• _Task statement_: Look through the material below. Copy every line with the string "configure" in it.

Start of Block

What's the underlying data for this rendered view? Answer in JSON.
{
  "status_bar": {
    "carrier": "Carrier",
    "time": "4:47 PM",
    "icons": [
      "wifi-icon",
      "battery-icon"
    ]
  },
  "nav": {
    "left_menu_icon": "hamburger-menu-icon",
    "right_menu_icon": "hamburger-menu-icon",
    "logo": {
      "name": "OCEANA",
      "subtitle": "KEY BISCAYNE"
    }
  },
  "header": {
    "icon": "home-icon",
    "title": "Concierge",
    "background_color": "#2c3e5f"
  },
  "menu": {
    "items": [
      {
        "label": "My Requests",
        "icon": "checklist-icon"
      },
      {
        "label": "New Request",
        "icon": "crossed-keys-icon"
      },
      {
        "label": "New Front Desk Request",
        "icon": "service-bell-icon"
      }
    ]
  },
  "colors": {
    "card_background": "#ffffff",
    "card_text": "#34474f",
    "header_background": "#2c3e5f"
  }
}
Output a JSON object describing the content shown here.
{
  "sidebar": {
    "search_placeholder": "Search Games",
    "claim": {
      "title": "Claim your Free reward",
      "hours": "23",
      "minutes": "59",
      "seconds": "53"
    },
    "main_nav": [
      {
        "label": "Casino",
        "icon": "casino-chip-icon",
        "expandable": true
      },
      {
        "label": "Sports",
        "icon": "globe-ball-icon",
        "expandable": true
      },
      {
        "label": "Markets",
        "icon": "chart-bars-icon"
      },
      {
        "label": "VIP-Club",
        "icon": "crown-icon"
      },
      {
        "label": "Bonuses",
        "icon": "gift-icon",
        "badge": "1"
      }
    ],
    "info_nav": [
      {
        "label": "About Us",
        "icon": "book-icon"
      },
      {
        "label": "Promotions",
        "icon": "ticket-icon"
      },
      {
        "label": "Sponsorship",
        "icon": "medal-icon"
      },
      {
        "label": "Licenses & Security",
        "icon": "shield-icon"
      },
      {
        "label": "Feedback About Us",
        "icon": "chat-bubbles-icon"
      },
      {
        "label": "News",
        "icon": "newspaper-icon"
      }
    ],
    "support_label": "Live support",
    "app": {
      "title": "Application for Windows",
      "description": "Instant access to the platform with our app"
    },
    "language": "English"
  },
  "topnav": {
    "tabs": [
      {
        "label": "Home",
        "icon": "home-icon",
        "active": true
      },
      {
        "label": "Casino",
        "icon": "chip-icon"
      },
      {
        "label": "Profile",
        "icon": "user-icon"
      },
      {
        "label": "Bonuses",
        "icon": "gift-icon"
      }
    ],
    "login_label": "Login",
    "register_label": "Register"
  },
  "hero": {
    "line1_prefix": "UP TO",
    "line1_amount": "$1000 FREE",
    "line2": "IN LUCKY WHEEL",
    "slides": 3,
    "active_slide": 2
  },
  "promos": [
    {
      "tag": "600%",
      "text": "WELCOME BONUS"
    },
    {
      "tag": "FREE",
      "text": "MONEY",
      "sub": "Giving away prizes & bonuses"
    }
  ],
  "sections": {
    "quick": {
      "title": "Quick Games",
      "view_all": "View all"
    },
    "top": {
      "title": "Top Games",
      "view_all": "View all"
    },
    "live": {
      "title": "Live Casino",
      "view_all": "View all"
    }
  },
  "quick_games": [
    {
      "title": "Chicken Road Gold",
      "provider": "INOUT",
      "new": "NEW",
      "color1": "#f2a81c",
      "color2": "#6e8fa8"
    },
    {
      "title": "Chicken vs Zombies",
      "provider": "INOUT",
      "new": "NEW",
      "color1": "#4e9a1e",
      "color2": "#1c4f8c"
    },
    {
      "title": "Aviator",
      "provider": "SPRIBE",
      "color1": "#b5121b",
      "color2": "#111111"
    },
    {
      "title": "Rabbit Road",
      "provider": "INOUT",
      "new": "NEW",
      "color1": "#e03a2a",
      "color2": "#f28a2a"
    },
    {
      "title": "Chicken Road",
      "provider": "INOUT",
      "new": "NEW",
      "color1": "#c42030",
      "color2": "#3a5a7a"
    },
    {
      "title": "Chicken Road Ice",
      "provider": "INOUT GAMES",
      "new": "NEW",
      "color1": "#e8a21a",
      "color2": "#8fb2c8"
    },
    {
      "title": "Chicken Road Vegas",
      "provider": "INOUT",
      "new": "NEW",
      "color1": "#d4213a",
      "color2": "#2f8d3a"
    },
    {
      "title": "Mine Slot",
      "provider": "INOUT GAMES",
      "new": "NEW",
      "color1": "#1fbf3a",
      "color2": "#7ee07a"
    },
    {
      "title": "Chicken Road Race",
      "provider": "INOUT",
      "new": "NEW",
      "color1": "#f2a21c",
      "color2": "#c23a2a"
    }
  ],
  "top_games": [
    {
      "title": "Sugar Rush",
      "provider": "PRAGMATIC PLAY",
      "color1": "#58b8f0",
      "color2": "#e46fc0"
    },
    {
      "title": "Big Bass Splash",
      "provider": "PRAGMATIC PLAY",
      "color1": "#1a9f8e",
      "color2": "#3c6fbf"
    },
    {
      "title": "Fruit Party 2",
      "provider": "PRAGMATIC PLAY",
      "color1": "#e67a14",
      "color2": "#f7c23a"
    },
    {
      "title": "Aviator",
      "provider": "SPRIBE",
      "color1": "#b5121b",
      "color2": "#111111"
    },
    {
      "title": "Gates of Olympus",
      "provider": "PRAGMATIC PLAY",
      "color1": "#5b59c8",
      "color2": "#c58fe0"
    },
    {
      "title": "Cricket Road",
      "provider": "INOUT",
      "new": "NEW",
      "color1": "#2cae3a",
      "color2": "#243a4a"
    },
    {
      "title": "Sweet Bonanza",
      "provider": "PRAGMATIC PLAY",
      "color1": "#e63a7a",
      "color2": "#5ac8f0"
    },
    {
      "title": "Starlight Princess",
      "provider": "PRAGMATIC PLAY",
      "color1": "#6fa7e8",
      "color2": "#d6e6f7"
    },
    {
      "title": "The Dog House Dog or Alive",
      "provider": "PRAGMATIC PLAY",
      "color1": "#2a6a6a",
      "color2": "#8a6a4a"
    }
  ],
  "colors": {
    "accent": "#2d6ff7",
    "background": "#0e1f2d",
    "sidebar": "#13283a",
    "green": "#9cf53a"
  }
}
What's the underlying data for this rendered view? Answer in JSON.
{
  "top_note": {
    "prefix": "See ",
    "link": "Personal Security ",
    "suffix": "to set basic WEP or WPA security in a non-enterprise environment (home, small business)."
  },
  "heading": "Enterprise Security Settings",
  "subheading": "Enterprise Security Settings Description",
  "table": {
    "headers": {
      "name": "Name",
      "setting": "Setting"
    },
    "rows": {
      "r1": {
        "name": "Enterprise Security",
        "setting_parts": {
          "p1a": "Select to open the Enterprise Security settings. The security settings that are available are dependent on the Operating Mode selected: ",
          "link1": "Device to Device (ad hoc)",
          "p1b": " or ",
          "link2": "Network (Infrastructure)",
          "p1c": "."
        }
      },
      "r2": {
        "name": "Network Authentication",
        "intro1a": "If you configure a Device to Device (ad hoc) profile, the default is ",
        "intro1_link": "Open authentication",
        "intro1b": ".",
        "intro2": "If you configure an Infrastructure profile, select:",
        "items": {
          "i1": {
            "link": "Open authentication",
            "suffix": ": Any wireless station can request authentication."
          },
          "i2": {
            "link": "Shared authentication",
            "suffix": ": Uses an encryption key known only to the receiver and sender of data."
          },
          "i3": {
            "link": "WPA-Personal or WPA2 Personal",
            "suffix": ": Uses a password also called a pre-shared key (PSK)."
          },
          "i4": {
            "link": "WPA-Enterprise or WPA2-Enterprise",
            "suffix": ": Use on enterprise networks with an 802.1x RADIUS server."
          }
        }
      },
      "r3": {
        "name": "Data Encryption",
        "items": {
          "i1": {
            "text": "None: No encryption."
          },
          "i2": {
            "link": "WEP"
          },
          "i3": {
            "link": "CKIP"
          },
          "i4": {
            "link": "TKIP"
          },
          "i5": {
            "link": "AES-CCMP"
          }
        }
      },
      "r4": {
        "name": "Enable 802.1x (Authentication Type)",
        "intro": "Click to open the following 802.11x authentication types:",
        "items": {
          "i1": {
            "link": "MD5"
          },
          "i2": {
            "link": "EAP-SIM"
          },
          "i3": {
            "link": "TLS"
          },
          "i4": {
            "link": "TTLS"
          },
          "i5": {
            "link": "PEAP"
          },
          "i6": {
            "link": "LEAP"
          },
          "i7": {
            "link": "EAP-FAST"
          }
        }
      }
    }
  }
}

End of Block

• _Written answer_:
        "intro1a": "If you configure a Device to Device (ad hoc) profile, the default is ",
        "intro2": "If you configure an Infrastructure profile, select:",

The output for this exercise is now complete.